* **Task goal**
Whenever a line below includes the string "heading", show it.

**** Supplied data

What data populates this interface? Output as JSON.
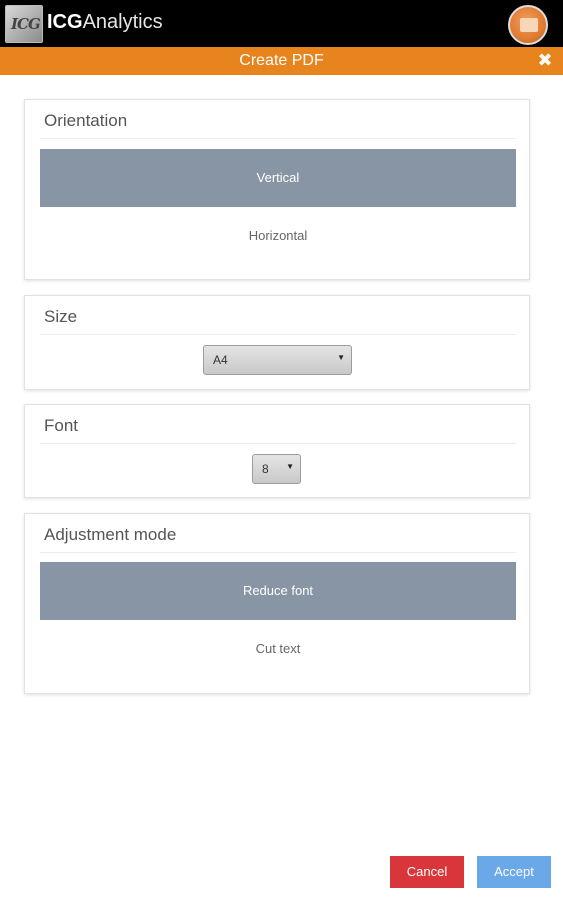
{
  "app": {
    "brand_bold": "ICG",
    "brand_rest": "Analytics",
    "logo_text": "ICG"
  },
  "dialog": {
    "title": "Create PDF",
    "close_label": "✖"
  },
  "orientation": {
    "heading": "Orientation",
    "options": [
      "Vertical",
      "Horizontal"
    ],
    "selected": "Vertical"
  },
  "size": {
    "heading": "Size",
    "value": "A4"
  },
  "font": {
    "heading": "Font",
    "value": "8"
  },
  "adjustment": {
    "heading": "Adjustment mode",
    "options": [
      "Reduce font",
      "Cut text"
    ],
    "selected": "Reduce font"
  },
  "buttons": {
    "cancel": "Cancel",
    "accept": "Accept"
  },
  "colors": {
    "accent": "#e8841e",
    "selected_option": "#8895a5",
    "cancel": "#d9363c",
    "accept": "#6aa8e8"
  }
}
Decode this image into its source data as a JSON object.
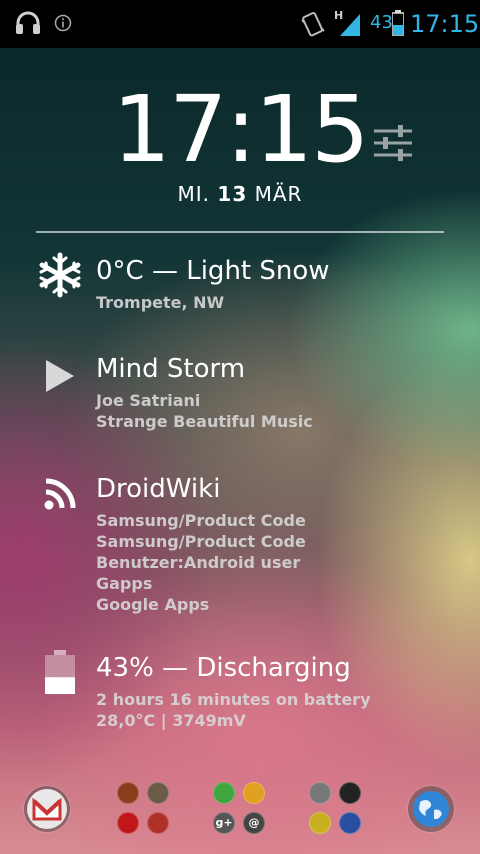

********

* **Exercise solution**
    "heading": "Orientation",
    "heading": "Size",
    "heading": "Font",
    "heading": "Adjustment mode",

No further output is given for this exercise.